What is your favorite restaurant?
YC: North Abraxas in Tel Aviv. It’s part of the group where I first worked in Israel for chef Eyal Shani.
What cities have you traveled to?
YC: I’ve traveled all over the world for food – top destinations for me are: Bangkok, Istanbul, Hong Kong, Paris, Barcelona, Tel Aviv and New Orleans.
What other restaurants do you enjoy outside of New York City?
YC: I had a life-changing meal at Blue Hill at Stone Barns.
What was the best culinary city you have ever been to?
YC: Istanbul, no doubt.
How do you see the food scene changing in New York in the next five years?
YC: Old School fine dining is dying away. People are looking for a more nonchalant dining experience.
How do you see your career changing in the next five years?
YC: I hope to open my own restaurant and event space in the next five years. Until then I want to keep working with as many people I can at SAGA, and Monday NYC.

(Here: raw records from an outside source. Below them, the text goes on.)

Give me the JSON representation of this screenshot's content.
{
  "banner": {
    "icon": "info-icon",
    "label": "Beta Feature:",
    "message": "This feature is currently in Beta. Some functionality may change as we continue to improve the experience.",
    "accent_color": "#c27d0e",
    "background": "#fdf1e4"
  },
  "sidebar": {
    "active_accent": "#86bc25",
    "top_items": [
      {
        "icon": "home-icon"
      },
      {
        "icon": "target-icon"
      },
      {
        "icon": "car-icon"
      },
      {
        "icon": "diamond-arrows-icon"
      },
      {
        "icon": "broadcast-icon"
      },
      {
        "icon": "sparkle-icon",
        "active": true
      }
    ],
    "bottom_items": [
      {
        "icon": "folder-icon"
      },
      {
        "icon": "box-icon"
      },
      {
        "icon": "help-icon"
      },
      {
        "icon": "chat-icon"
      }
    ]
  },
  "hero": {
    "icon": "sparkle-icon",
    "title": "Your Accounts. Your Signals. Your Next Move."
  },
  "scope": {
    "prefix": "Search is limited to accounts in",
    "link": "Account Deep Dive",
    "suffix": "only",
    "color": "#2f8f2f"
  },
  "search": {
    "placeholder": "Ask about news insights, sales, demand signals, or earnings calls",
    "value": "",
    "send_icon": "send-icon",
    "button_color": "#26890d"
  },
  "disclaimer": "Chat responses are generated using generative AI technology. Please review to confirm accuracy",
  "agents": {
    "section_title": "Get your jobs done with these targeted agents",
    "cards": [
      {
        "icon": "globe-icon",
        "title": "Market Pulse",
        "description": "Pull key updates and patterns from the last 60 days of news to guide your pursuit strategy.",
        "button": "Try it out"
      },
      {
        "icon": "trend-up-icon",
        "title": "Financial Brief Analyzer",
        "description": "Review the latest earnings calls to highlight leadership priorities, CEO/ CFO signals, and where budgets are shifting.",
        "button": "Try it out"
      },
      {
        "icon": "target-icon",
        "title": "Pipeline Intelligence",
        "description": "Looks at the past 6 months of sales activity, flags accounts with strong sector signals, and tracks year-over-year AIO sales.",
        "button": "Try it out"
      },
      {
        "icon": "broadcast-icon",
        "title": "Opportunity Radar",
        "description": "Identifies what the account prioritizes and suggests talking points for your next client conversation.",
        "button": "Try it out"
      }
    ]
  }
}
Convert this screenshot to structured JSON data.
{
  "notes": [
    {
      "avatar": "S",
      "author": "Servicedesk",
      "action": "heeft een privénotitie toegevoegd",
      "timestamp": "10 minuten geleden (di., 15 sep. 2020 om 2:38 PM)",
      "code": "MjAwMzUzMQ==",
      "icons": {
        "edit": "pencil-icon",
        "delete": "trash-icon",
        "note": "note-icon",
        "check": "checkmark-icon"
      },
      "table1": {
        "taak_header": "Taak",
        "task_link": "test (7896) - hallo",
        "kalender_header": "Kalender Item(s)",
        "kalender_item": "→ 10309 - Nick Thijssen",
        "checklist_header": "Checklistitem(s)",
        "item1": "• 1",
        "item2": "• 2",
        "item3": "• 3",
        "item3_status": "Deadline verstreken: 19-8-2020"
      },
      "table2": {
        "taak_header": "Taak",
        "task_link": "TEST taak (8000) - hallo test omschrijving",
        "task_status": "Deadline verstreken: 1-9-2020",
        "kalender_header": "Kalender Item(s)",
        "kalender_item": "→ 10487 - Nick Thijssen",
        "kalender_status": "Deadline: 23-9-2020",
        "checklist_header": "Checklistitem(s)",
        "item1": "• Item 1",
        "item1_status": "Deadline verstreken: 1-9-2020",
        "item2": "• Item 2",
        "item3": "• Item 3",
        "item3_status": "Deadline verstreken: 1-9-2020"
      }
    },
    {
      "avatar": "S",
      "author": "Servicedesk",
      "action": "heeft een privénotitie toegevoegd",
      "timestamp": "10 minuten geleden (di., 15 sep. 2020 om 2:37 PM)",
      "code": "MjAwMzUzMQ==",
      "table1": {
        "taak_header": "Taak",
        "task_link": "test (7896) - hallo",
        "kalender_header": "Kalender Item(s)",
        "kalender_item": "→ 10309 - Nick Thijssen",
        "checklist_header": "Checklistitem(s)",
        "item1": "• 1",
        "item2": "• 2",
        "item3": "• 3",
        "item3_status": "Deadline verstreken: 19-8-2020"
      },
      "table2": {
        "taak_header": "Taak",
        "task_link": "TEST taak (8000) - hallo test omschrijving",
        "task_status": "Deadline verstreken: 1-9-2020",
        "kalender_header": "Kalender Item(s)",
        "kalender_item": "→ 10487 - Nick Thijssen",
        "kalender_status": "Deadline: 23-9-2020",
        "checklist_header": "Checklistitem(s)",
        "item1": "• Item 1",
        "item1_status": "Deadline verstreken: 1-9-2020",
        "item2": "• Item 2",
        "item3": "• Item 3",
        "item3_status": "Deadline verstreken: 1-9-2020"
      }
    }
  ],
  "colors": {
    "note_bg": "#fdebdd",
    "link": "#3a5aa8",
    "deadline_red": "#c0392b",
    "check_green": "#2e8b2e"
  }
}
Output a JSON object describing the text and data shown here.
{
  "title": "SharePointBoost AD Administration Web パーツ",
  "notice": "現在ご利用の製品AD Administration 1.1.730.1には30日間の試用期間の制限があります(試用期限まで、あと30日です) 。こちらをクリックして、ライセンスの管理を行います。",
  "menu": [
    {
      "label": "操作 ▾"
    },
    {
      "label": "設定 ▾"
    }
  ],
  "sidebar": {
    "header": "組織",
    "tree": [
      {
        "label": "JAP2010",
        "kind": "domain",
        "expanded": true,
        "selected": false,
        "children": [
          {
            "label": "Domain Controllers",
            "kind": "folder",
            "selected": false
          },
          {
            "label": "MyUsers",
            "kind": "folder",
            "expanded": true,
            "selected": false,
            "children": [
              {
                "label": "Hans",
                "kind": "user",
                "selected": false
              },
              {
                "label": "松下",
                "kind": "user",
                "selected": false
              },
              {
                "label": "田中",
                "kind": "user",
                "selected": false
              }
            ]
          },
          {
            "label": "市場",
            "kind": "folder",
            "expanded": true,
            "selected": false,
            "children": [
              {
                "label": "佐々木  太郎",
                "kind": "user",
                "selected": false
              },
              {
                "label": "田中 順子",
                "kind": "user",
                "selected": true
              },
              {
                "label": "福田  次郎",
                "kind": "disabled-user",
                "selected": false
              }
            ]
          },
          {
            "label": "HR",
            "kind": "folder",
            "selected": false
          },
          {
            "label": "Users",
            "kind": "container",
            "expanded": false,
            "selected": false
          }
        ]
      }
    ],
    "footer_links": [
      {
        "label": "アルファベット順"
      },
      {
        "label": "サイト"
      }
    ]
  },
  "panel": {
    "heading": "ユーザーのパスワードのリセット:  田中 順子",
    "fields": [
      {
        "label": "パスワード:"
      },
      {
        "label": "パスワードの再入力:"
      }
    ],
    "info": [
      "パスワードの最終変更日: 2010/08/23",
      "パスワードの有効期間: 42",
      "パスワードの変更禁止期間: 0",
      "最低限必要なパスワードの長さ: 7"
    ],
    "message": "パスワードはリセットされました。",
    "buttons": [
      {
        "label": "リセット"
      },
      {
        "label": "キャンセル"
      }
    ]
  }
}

What advice can you give a new chef starting out?
YC: Hard work is the only way to get started. The more you give at work, the more you will get back in life-long lessons.
Who would you say influenced you the most in your career trajectory?
YC: The amazing mentors I worked for, people who motivated me to be my best self.
What types of wines do you enjoy drinking?
YC: Personally, I find Burgundy the very best. I also drink a lot of German Riesling and Muscadet from the Loire Valley.
Have you done any education on wine and the wine business?
YC: Not yet; I plan to start my education through the Court of Master Sommeliers.
How has the vegan industry affected your business?
YC: The demand is higher, which forces everyone to be more creative about it.
Do you have some great vegan recipes?
YC: My mom is vegan, so I often have to adapt my food for her.
Do you have any plans of opening a restaurant in the future?
YC: Absolutely! It’s my lifelong dream, which I hope to achieve in the next few years.
What is a meal that reminds you of your childhood?
YC: Rice with meatballs. My grandmother is a super talented cook and she always makes that for me.
Do you enjoy Jewish recipes?
YC: I love Jewish food, especially chicken soup!
What’s your best memory of your family sitting around the table at a Jewish holiday?
YC: Once we spent Passover in the desert with family and friends. No reception or distractions, just us and the stars. It was so quiet and happy without anything but us.
Will you pass along your family recipes to your children?
YC: For sure – my father’s tomato sauce and grandmother’s meatballs will always be with me.
This content submitted by JJ Entertainment